■ Excerpted records
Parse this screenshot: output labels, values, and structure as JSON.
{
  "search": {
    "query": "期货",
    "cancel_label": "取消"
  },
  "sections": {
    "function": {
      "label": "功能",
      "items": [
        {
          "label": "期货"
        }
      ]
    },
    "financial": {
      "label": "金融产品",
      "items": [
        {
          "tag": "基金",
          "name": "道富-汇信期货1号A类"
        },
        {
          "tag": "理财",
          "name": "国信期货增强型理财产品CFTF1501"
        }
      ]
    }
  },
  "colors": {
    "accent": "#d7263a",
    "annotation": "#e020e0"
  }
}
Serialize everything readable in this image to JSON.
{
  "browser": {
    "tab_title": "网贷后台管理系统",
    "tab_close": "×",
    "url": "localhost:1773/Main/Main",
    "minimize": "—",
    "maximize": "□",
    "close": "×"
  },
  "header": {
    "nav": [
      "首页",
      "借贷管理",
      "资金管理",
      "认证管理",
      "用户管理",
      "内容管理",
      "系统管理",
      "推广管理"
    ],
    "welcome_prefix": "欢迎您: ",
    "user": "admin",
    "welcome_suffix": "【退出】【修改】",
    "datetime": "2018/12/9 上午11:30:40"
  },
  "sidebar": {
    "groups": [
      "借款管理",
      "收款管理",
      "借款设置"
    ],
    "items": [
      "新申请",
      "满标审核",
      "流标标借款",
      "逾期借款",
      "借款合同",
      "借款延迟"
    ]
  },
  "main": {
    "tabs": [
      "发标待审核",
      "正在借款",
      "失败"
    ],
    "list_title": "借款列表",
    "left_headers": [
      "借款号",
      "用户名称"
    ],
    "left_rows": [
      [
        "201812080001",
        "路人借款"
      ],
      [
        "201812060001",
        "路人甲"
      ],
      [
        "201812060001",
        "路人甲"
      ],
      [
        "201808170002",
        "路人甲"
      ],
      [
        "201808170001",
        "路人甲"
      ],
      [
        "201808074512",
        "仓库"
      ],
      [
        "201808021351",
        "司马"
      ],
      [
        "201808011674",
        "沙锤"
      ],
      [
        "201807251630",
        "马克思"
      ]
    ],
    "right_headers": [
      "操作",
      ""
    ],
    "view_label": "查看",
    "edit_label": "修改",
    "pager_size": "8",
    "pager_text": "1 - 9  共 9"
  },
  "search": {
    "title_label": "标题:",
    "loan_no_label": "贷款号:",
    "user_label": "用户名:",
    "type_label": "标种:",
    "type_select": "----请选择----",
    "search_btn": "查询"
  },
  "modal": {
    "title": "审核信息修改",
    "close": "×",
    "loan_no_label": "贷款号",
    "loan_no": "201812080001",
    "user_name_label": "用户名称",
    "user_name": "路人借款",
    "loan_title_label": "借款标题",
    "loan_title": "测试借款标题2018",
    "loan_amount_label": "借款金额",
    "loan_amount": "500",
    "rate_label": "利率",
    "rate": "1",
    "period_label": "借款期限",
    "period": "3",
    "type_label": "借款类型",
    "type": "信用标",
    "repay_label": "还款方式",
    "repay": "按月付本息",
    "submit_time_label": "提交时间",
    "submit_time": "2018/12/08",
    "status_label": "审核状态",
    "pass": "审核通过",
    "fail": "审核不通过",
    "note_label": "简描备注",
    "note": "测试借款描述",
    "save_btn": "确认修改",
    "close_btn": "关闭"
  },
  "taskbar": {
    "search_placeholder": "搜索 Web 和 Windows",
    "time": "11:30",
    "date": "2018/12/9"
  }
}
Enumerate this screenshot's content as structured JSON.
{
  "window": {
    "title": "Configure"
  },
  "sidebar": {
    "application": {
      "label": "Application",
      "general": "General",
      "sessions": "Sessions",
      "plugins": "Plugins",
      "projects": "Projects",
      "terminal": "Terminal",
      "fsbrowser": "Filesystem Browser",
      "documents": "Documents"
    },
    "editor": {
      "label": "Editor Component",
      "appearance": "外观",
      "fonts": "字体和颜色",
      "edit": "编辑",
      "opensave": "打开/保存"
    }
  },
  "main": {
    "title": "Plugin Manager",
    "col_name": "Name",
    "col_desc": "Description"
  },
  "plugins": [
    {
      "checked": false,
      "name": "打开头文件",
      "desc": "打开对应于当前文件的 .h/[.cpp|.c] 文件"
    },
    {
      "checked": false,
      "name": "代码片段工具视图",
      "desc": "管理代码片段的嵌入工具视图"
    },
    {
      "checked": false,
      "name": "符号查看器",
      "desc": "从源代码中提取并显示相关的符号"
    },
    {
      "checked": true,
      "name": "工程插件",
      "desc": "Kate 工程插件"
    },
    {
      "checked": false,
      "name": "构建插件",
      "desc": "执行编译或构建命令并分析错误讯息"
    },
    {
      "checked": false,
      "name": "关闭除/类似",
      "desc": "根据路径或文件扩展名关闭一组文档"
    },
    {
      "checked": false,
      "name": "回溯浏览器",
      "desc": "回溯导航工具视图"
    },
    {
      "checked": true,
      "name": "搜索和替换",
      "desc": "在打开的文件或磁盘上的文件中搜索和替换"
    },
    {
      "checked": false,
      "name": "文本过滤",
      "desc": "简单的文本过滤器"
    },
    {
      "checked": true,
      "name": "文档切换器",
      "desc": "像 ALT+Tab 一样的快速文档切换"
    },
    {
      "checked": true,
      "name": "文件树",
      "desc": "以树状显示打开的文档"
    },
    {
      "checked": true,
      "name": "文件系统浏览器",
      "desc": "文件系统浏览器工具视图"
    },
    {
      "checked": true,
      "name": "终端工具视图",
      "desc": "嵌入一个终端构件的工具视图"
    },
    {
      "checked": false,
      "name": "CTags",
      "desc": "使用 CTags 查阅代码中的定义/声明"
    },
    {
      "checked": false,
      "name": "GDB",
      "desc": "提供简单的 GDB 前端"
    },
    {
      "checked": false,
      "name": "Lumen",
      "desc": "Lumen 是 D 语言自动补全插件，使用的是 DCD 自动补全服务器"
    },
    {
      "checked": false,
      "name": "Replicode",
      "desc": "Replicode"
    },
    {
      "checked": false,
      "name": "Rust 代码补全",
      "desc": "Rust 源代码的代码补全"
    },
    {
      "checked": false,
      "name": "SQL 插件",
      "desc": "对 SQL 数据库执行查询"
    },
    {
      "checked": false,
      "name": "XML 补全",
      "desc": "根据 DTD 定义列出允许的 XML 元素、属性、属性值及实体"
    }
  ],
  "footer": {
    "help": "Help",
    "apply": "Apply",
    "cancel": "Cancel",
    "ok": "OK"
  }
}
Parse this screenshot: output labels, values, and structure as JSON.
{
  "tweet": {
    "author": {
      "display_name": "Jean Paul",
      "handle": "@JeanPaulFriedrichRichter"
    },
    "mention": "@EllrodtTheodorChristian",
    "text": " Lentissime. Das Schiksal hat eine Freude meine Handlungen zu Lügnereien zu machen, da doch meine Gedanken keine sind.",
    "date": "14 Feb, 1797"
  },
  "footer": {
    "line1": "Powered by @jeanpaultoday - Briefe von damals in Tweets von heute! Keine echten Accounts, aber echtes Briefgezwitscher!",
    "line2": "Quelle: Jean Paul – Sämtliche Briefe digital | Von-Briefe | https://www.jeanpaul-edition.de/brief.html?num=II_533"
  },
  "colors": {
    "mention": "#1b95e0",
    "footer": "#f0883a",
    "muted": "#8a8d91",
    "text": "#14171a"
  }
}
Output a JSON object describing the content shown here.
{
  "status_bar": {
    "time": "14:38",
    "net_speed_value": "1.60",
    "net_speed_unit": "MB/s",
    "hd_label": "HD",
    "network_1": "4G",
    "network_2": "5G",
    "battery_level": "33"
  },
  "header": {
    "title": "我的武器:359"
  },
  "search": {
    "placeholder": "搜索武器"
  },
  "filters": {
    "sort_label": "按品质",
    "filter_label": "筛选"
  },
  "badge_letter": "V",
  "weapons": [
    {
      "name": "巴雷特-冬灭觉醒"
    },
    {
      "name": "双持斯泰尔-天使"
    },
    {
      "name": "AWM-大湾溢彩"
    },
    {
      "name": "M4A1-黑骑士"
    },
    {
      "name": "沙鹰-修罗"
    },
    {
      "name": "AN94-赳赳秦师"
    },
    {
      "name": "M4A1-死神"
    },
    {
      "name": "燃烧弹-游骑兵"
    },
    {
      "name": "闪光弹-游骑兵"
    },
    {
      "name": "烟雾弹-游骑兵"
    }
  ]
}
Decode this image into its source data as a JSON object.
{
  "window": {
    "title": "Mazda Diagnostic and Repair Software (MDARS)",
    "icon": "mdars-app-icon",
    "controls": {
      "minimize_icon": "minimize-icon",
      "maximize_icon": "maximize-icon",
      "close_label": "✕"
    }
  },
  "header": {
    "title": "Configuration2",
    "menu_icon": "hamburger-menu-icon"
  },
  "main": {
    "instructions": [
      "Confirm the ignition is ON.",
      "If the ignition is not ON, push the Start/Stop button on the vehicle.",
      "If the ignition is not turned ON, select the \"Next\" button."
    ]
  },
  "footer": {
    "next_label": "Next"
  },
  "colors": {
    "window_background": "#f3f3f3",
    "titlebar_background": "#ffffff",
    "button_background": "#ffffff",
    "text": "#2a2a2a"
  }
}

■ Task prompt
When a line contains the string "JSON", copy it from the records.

■ Answer below
Parse this screenshot: output labels, values, and structure as JSON.
Serialize everything readable in this image to JSON.
Enumerate this screenshot's content as structured JSON.
Parse this screenshot: output labels, values, and structure as JSON.
Output a JSON object describing the content shown here.
Decode this image into its source data as a JSON object.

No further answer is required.